“The desires should be driven by one’s will to enhance themselves; of being in communion with others; to embrace the world and to seize the day, every day; to wish to experience the gift and the dream. The wishes driven by fear show us the world as an object to be achieved. Because we cannot do that, as the task is impossible, we curse life and people. The world wishes us well; fear convinces us otherwise and leads us to unnecessary confrontation. When we move out of fear, we go opposite to life and light.”
I also said it was bad, however common, wishes that stem from selfishness. The woman shook her head in agreement and said: “Yes, this is true. But, what is selfishness if not the doubt the one has of their ability to excel, the ignorance of who one is and the actual power one has within?”

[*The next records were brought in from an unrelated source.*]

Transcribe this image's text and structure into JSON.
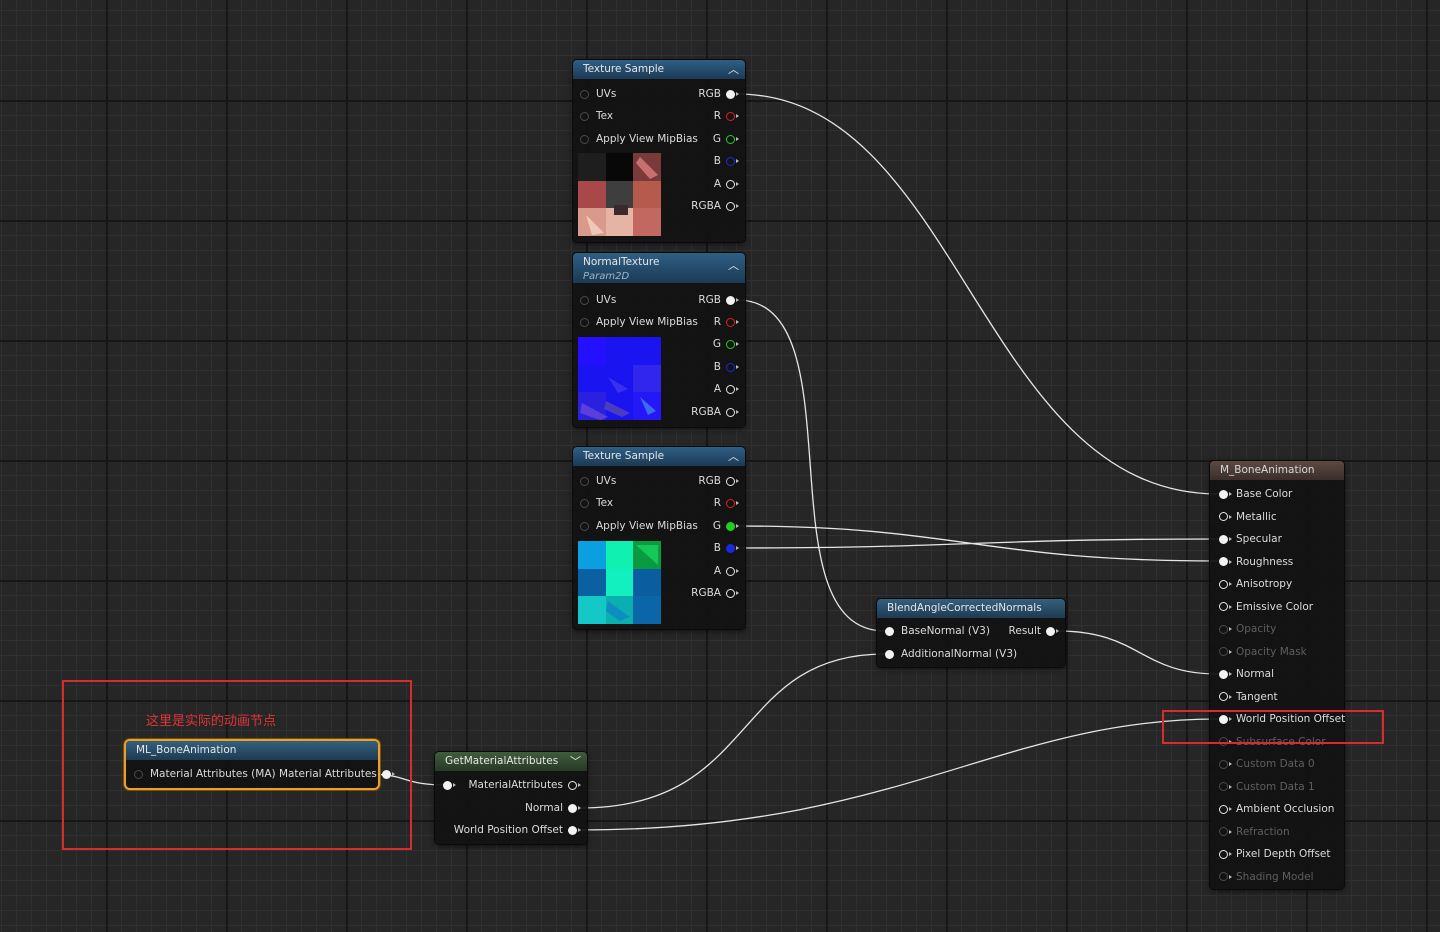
{
  "annotation": {
    "label": "这里是实际的动画节点"
  },
  "nodes": {
    "tex1": {
      "title": "Texture Sample",
      "inputs": [
        "UVs",
        "Tex",
        "Apply View MipBias"
      ],
      "outputs": [
        "RGB",
        "R",
        "G",
        "B",
        "A",
        "RGBA"
      ]
    },
    "normal": {
      "title": "NormalTexture",
      "subtitle": "Param2D",
      "inputs": [
        "UVs",
        "Apply View MipBias"
      ],
      "outputs": [
        "RGB",
        "R",
        "G",
        "B",
        "A",
        "RGBA"
      ]
    },
    "tex2": {
      "title": "Texture Sample",
      "inputs": [
        "UVs",
        "Tex",
        "Apply View MipBias"
      ],
      "outputs": [
        "RGB",
        "R",
        "G",
        "B",
        "A",
        "RGBA"
      ]
    },
    "blend": {
      "title": "BlendAngleCorrectedNormals",
      "inputs": [
        "BaseNormal (V3)",
        "AdditionalNormal (V3)"
      ],
      "output": "Result"
    },
    "mlbone": {
      "title": "ML_BoneAnimation",
      "output": "Material Attributes (MA) Material Attributes"
    },
    "getattr": {
      "title": "GetMaterialAttributes",
      "outputs": [
        "MaterialAttributes",
        "Normal",
        "World Position Offset"
      ]
    },
    "material": {
      "title": "M_BoneAnimation",
      "inputs": [
        {
          "label": "Base Color",
          "enabled": true
        },
        {
          "label": "Metallic",
          "enabled": true
        },
        {
          "label": "Specular",
          "enabled": true
        },
        {
          "label": "Roughness",
          "enabled": true
        },
        {
          "label": "Anisotropy",
          "enabled": true
        },
        {
          "label": "Emissive Color",
          "enabled": true
        },
        {
          "label": "Opacity",
          "enabled": false
        },
        {
          "label": "Opacity Mask",
          "enabled": false
        },
        {
          "label": "Normal",
          "enabled": true
        },
        {
          "label": "Tangent",
          "enabled": true
        },
        {
          "label": "World Position Offset",
          "enabled": true
        },
        {
          "label": "Subsurface Color",
          "enabled": false
        },
        {
          "label": "Custom Data 0",
          "enabled": false
        },
        {
          "label": "Custom Data 1",
          "enabled": false
        },
        {
          "label": "Ambient Occlusion",
          "enabled": true
        },
        {
          "label": "Refraction",
          "enabled": false
        },
        {
          "label": "Pixel Depth Offset",
          "enabled": true
        },
        {
          "label": "Shading Model",
          "enabled": false
        }
      ]
    }
  },
  "colors": {
    "wire": "#e6e6e6",
    "highlight": "#d92b2b",
    "selection": "#e9a227"
  }
}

The woman with blue eyes drove her gaze away from my eyes. Her eyes focused on a crevice in the rocks, which allowed her to see a star in the sky. She said: “In fact, there is no problem with the wishes. The problem are not the wishes, but the forces that propel us to them.” I said I had not understood. She explained: “The issue is when desire is moved by a passion of a maladjusted ego.” I interrupted her to ask if the solution was to suppress the ego. The woman denied: “Of course not. To subdue the ego is to give up a part of you. A piece of you will be missing. The ego is important to maintain and care for the typical things of existence; however, it must seek the precise balance. This will only be possible if the ego is in peace with the soul.” She turned her gaze back to me and asked: “Do you understand now the meaning of ‘a good fight’?”
“This balance consists in not living only for the soul, this is for the angels. Or to live only in accordance with the impulses of the ego, something that happens to those that get astray from the stars. However, balance lies in an existence in which ego and soul dance in perfect harmony to meet both, mundane needs and the necessary spiritual evolution. Nothing is missing, nothing is excessive; all is complete.”

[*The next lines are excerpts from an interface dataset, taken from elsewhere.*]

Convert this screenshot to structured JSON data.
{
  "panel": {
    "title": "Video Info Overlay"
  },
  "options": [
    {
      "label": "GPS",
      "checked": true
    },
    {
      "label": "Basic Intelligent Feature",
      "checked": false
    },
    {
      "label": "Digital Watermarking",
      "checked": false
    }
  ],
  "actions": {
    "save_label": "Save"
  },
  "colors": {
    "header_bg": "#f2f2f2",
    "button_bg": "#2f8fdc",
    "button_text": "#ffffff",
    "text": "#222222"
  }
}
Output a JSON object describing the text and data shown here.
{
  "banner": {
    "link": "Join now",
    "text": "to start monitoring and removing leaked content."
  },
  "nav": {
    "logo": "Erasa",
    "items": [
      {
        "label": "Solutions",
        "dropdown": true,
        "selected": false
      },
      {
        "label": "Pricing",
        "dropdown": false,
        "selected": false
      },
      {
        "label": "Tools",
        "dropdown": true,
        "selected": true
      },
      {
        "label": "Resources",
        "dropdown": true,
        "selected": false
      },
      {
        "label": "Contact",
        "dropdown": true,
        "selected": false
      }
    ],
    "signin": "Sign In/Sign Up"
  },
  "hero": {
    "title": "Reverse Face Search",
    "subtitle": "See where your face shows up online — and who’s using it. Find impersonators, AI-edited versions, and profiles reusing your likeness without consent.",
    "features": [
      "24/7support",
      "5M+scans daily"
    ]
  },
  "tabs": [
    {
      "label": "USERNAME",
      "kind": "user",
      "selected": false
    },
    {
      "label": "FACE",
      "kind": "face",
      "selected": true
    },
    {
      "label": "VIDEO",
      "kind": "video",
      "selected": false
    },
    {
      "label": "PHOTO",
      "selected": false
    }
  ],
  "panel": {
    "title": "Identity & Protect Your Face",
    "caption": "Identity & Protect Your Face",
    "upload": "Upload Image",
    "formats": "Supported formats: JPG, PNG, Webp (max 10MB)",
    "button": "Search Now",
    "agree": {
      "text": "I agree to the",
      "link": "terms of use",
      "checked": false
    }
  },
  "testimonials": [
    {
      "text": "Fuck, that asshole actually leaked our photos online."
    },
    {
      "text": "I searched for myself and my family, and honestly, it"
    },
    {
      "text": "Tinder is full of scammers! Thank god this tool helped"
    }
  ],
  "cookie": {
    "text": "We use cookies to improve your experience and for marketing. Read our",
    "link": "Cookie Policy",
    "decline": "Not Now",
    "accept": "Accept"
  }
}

She paused and added: “To be with, with no domination; to have without possessing”.
We remained silent for a long while. I looked at the candle, almost entirely burned out by the flame, without actually caring if it would soon be extinguished. A different sensation enveloped me and seemed to affect me in an odd and yet pleasant way. It occurred to me the idea that our wishes, when selfish, are basically nourished by fear. Fear to love.
What good it is to conquer the world if, on it, my heart does not beat out of love?

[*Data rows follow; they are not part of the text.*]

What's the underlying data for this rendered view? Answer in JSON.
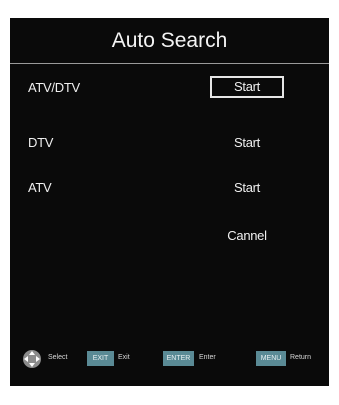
{
  "menu": {
    "title": "Auto Search",
    "rows": [
      {
        "label": "ATV/DTV",
        "action": "Start"
      },
      {
        "label": "DTV",
        "action": "Start"
      },
      {
        "label": "ATV",
        "action": "Start"
      },
      {
        "label": "",
        "action": "Cannel"
      }
    ]
  },
  "footer": {
    "select_label": "Select",
    "exit_key": "EXIT",
    "exit_label": "Exit",
    "enter_key": "ENTER",
    "enter_label": "Enter",
    "menu_key": "MENU",
    "menu_label": "Return"
  },
  "colors": {
    "background": "#0a0a0a",
    "key_bg": "#5a8a95",
    "dpad": "#8c8c8c"
  },
  "icons": [
    "navigation-dpad-icon"
  ]
}
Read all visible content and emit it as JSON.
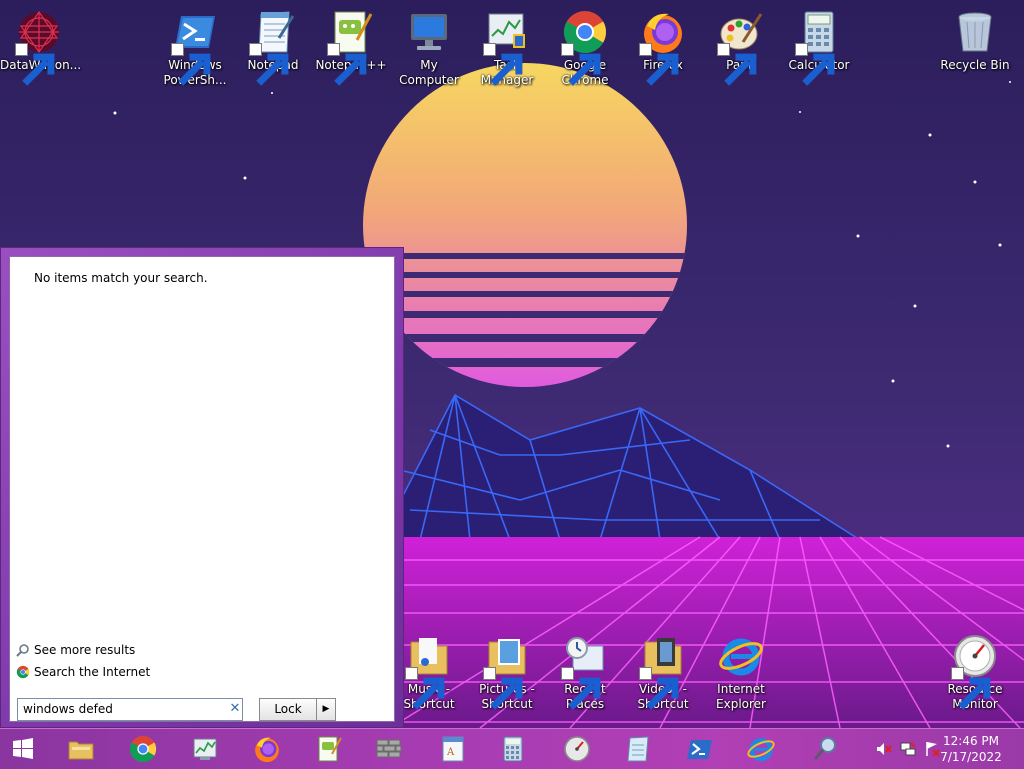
{
  "desktop": {
    "icons": [
      {
        "label": "DataWagon...",
        "icon": "datawagon-icon"
      },
      {
        "label": "Windows PowerSh...",
        "icon": "powershell-icon"
      },
      {
        "label": "Notepad",
        "icon": "notepad-icon"
      },
      {
        "label": "Notepad++",
        "icon": "notepadpp-icon"
      },
      {
        "label": "My Computer",
        "icon": "computer-icon"
      },
      {
        "label": "Task Manager",
        "icon": "task-manager-icon"
      },
      {
        "label": "Google Chrome",
        "icon": "chrome-icon"
      },
      {
        "label": "Firefox",
        "icon": "firefox-icon"
      },
      {
        "label": "Paint",
        "icon": "paint-icon"
      },
      {
        "label": "Calculator",
        "icon": "calculator-icon"
      },
      {
        "label": "Recycle Bin",
        "icon": "recycle-bin-icon"
      },
      {
        "label": "Music - Shortcut",
        "icon": "music-folder-icon"
      },
      {
        "label": "Pictures - Shortcut",
        "icon": "pictures-folder-icon"
      },
      {
        "label": "Recent Places",
        "icon": "recent-places-icon"
      },
      {
        "label": "Videos - Shortcut",
        "icon": "videos-folder-icon"
      },
      {
        "label": "Internet Explorer",
        "icon": "internet-explorer-icon"
      },
      {
        "label": "Resource Monitor",
        "icon": "resource-monitor-icon"
      }
    ]
  },
  "start_menu": {
    "no_items_text": "No items match your search.",
    "see_more_label": "See more results",
    "search_internet_label": "Search the Internet",
    "search_value": "windows defed",
    "clear_symbol": "✕",
    "lock_label": "Lock",
    "lock_arrow_symbol": "▶"
  },
  "taskbar": {
    "items": [
      "start-icon",
      "file-explorer-icon",
      "chrome-icon",
      "task-manager-icon",
      "firefox-icon",
      "notepadpp-icon",
      "wall-icon",
      "wordpad-icon",
      "calculator-icon",
      "clock-gauge-icon",
      "notepad-icon",
      "powershell-icon",
      "internet-explorer-icon",
      "search-icon"
    ],
    "tray_icons": [
      "volume-muted-icon",
      "network-icon",
      "action-center-icon"
    ],
    "time": "12:46 PM",
    "date": "7/17/2022"
  },
  "colors": {
    "taskbar": "#a63cb2",
    "start_menu_frame": "#8a44b4",
    "sun_top": "#f4d060",
    "sun_bottom": "#e060e0",
    "grid": "#ff40ff",
    "mountain_lines": "#3060ff"
  }
}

I had reached the origin of selfishness. With a strong connection with desires, selfishness is a disease caused by the exacerbation and lack of control of the ego. We are dealing with an ego that, although driven by fear, does not realize it; it is afraid of love, but does not know it. The solution lies not in abolishing the ego, but in having love rule your desires. This is possible only if ego and soul are in synch. The soul is home of light and, therefore, of love.
I told to the blue-eyed woman that I had always believed the expansion of awareness would free me from the mazes of desire. However, I had just realized it wasn’t enough. I had to love to the same extent. That was the solution of the enigma of the temple, and also of the desert.
The woman smiled, pleased. A force I can’t describe took over me, I stood up and left. Because I did not need it any longer, I left the candle with the woman. Alone, I went through corridors and rooms. Even though it was dark, I had no doubt about the path I should follow. The maze had been deconstructed. In no time I found the temple’s entrance door. As if I floated, I walked on the desert to the caravan’s camp. On that night, I made a point of sleeping outside the tent. I had to look at the stars.
Kindly translated by Carlos André Oighenstein.